▶ Task brief
Each entry that follows should be retyped in full and exactly.

▶ Records shown
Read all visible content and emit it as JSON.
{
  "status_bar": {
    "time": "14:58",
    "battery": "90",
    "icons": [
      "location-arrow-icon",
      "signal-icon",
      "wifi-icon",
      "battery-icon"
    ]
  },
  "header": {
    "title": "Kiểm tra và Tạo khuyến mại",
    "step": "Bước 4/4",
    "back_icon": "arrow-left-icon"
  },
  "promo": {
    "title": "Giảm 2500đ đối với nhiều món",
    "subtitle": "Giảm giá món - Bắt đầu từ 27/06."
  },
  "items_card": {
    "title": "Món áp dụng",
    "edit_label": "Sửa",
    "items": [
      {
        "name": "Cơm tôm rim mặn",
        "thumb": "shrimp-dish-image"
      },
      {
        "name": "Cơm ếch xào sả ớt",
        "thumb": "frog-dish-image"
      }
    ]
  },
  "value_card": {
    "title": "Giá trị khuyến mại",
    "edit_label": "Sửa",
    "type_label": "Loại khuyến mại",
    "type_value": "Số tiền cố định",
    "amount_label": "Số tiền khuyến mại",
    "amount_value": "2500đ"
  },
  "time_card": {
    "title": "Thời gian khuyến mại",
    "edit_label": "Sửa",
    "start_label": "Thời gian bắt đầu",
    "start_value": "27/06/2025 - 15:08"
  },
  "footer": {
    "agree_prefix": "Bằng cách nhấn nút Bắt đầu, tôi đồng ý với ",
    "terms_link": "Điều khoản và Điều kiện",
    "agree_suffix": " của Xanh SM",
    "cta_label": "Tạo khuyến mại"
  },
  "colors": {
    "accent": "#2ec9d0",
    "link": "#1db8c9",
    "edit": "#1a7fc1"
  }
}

▶ Expected output
Read all visible content and emit it as JSON.
{
  "status_bar": {
    "time": "14:58",
    "battery": "90",
    "icons": [
      "location-arrow-icon",
      "signal-icon",
      "wifi-icon",
      "battery-icon"
    ]
  },
  "header": {
    "title": "Kiểm tra và Tạo khuyến mại",
    "step": "Bước 4/4",
    "back_icon": "arrow-left-icon"
  },
  "promo": {
    "title": "Giảm 2500đ đối với nhiều món",
    "subtitle": "Giảm giá món - Bắt đầu từ 27/06."
  },
  "items_card": {
    "title": "Món áp dụng",
    "edit_label": "Sửa",
    "items": [
      {
        "name": "Cơm tôm rim mặn",
        "thumb": "shrimp-dish-image"
      },
      {
        "name": "Cơm ếch xào sả ớt",
        "thumb": "frog-dish-image"
      }
    ]
  },
  "value_card": {
    "title": "Giá trị khuyến mại",
    "edit_label": "Sửa",
    "type_label": "Loại khuyến mại",
    "type_value": "Số tiền cố định",
    "amount_label": "Số tiền khuyến mại",
    "amount_value": "2500đ"
  },
  "time_card": {
    "title": "Thời gian khuyến mại",
    "edit_label": "Sửa",
    "start_label": "Thời gian bắt đầu",
    "start_value": "27/06/2025 - 15:08"
  },
  "footer": {
    "agree_prefix": "Bằng cách nhấn nút Bắt đầu, tôi đồng ý với ",
    "terms_link": "Điều khoản và Điều kiện",
    "agree_suffix": " của Xanh SM",
    "cta_label": "Tạo khuyến mại"
  },
  "colors": {
    "accent": "#2ec9d0",
    "link": "#1db8c9",
    "edit": "#1a7fc1"
  }
}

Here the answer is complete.